Indiana legislators took a substantial step toward doing away with the Common Core today when the Senate voted to void the state’s 2010 decision to adopt the learning standards.
The 36-12 vote saw only Democrats vote against it. Under the bill, Indiana can no longer follow Common Core standards as of July 1. The move came after a year of fast-moving debate that saw many Republicans shift their positions from supporting the Common Core to opposing it.
Debate about the value of the standards, which are meant to ensure that students are ready for college and work, have centered on whether the allow the state enough freedom to decide what children are taught. Legislators and others across the state have pushed back against the Common Core because they didn’t like the way schools were changing to new teaching methods, which some have argued are being pushed by the federal government.
“This is a benefit to us all,” said Sen. Scott Schneider, R-Indianapolis, the bill’s author. “This is obviously a benefit to the students of Indiana. It’s a positive step.”
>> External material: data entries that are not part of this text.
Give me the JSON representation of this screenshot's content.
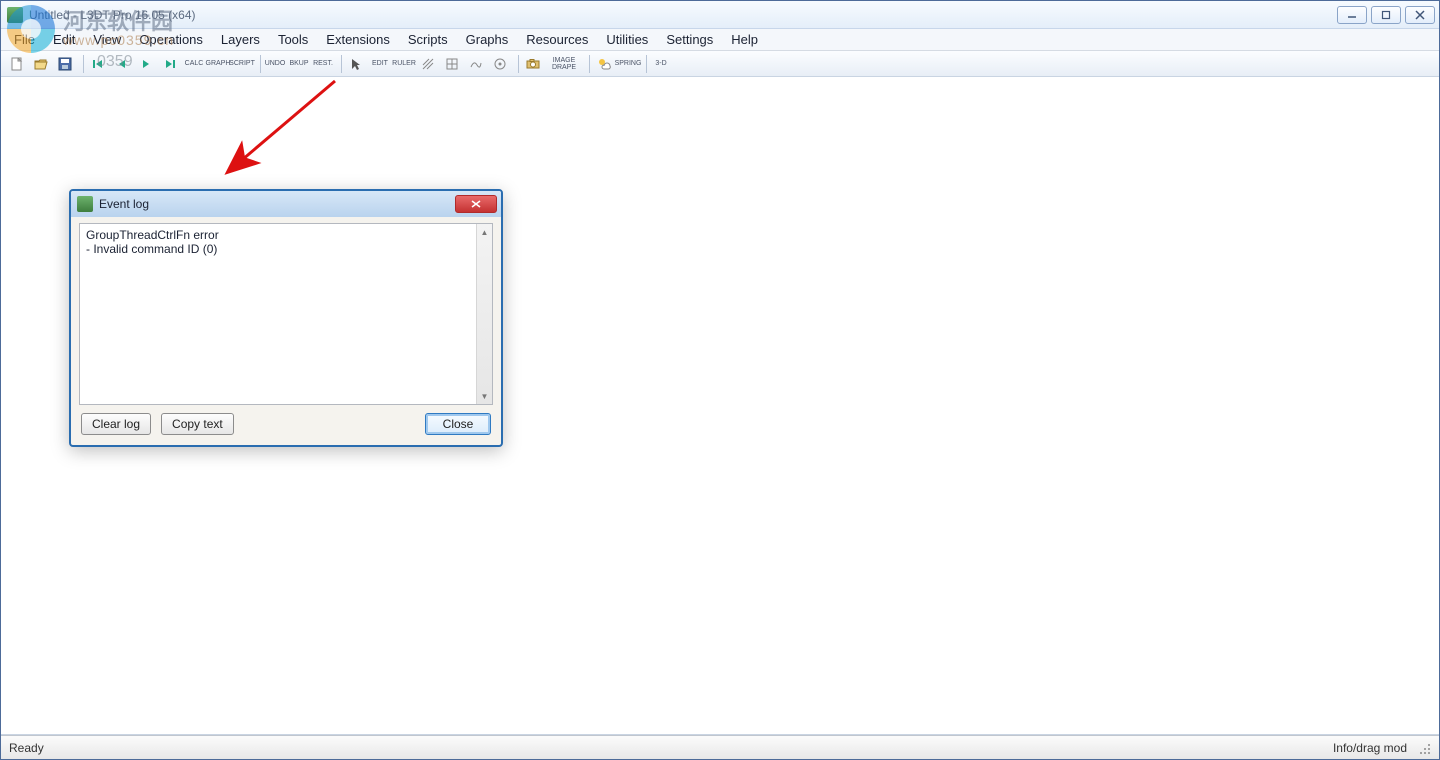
{
  "window": {
    "title": "Untitled - L3DT Pro 16.05 (x64)"
  },
  "menus": [
    "File",
    "Edit",
    "View",
    "Operations",
    "Layers",
    "Tools",
    "Extensions",
    "Scripts",
    "Graphs",
    "Resources",
    "Utilities",
    "Settings",
    "Help"
  ],
  "toolbar": {
    "groups": [
      [
        {
          "name": "new-icon",
          "label": ""
        },
        {
          "name": "open-icon",
          "label": ""
        },
        {
          "name": "save-icon",
          "label": ""
        }
      ],
      [
        {
          "name": "nav-first-icon",
          "label": ""
        },
        {
          "name": "nav-prev-icon",
          "label": ""
        },
        {
          "name": "nav-next-icon",
          "label": ""
        },
        {
          "name": "nav-last-icon",
          "label": ""
        },
        {
          "name": "calc-text",
          "label": "CALC"
        },
        {
          "name": "graph-text",
          "label": "GRAPH"
        },
        {
          "name": "script-text",
          "label": "SCRIPT"
        }
      ],
      [
        {
          "name": "undo-text",
          "label": "UNDO"
        },
        {
          "name": "bkup-text",
          "label": "BKUP"
        },
        {
          "name": "rest-text",
          "label": "REST."
        }
      ],
      [
        {
          "name": "pointer-icon",
          "label": ""
        },
        {
          "name": "edit-text",
          "label": "EDIT"
        },
        {
          "name": "ruler-text",
          "label": "RULER"
        },
        {
          "name": "tool1-icon",
          "label": ""
        },
        {
          "name": "tool2-icon",
          "label": ""
        },
        {
          "name": "tool3-icon",
          "label": ""
        },
        {
          "name": "tool4-icon",
          "label": ""
        }
      ],
      [
        {
          "name": "camera-icon",
          "label": ""
        },
        {
          "name": "image-drape-text",
          "label": "IMAGE DRAPE"
        }
      ],
      [
        {
          "name": "climate-icon",
          "label": ""
        },
        {
          "name": "spring-text",
          "label": "SPRING"
        }
      ],
      [
        {
          "name": "threed-text",
          "label": "3-D"
        }
      ]
    ]
  },
  "dialog": {
    "title": "Event log",
    "lines": [
      "GroupThreadCtrlFn error",
      " - Invalid command ID (0)"
    ],
    "clear_label": "Clear log",
    "copy_label": "Copy text",
    "close_label": "Close"
  },
  "status": {
    "left": "Ready",
    "right": "Info/drag mod"
  },
  "watermark": {
    "cn": "河东软件园",
    "url": "www.pc0359.cn",
    "tel": "0359"
  }
}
But Common Core supporters argue the move is unnecessary, fueled by misinformation and a potentially costly mistake, citing an estimate by the state’s Office of Management and Budget that changing standards could cost Indiana $24 million.
Sen Earline Rogers, D-Gary, said opponents misunderstand the purpose of Common Core. The standards, she said, only dictate what topics are learned, not how the information is taught.
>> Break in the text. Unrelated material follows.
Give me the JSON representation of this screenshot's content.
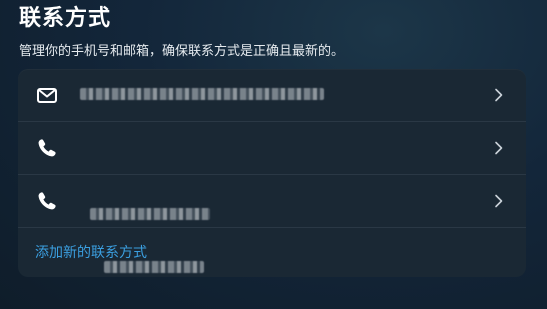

“There is a difference between standards and curriculum,” she said. “A lot of times parents get mixed up between the two, and not just parents but legislators also.”
The July 1 Common Core expiration date in the bill coincides with the dictates of the of a bill passed by the legislature last year, which called for a “pause” of implementation of Common Core. That bill required a review of Common Core standards and a new vote of the state board by July 1.
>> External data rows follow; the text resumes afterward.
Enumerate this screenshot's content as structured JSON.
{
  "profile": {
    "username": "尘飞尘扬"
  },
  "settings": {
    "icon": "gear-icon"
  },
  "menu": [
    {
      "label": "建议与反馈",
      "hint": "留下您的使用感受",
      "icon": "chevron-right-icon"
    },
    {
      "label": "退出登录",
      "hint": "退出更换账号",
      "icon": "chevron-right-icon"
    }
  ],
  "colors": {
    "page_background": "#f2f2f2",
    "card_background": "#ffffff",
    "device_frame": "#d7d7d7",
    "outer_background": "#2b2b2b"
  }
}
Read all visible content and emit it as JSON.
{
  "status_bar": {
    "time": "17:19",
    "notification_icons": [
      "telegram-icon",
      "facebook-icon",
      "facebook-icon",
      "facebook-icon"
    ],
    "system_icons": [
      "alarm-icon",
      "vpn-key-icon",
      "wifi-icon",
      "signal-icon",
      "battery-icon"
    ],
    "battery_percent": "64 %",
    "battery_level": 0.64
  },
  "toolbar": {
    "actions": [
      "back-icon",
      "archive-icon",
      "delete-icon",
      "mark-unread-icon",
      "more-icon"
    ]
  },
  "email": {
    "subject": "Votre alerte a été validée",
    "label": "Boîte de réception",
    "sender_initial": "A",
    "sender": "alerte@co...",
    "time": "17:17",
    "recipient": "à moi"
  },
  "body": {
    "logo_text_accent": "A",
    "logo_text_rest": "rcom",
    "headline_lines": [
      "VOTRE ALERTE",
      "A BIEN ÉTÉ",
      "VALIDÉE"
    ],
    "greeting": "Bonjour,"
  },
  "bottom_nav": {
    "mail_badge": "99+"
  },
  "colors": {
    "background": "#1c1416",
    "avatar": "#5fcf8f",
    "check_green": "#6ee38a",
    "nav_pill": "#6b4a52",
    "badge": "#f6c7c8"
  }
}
The Indiana Department of Education and Indiana State Board of Education began a review of standards last fall. State Superintendent Glenda Ritz said last month the review would result in recommendations for new standards and that the department would deliver them in time for the board to approve them by the deadline.
If the House ultimately supports the bill, it would complete a stunning reversal of fortune for the Common Core. Indiana was one of the earliest and strongest supporters of the academic standards, which 45 states have agreed to make their state standards. The aim was to to set a common standard for what qualified students as ready for college or careers. The standards were promoted in Indiana and nationally by former Gov. Mitch Daniels and Tony Bennett, who was state superintendent under Daniels. The Indiana State Board of Education adopted them as the state’s standards in 2010.
But opposition grew beginning in late 2012. It was led by conservatives, who worried that the Common Core ceded too much authority over what Indiana students learn to the federal government. The U.S. Department of Education under President Obama has endorsed Common Core and sought to persuade states to adopt the standards. Some liberals raised concerns that Common Core represented a deeper commitment to standardized testing, which they oppose.
Even Common Core supporters in recent months have begun to acknowledge the state would likely have to write its own standards because of eroding support. They are advocating for those new standards to still incorporate many of the concepts of the Common Core.
But Schneider said he doesn’t want that to happen either. Parents who oppose the Common Core don’t want the standards renamed, he said. They don’t want to see changes they’ve seen over the past two years in the way their children are taught reversed, Schneider said.
“I share those concerns,” he said. “But at some point we have to trust this process. I think parents will be the eternal watchdogs of this. They’re watching.”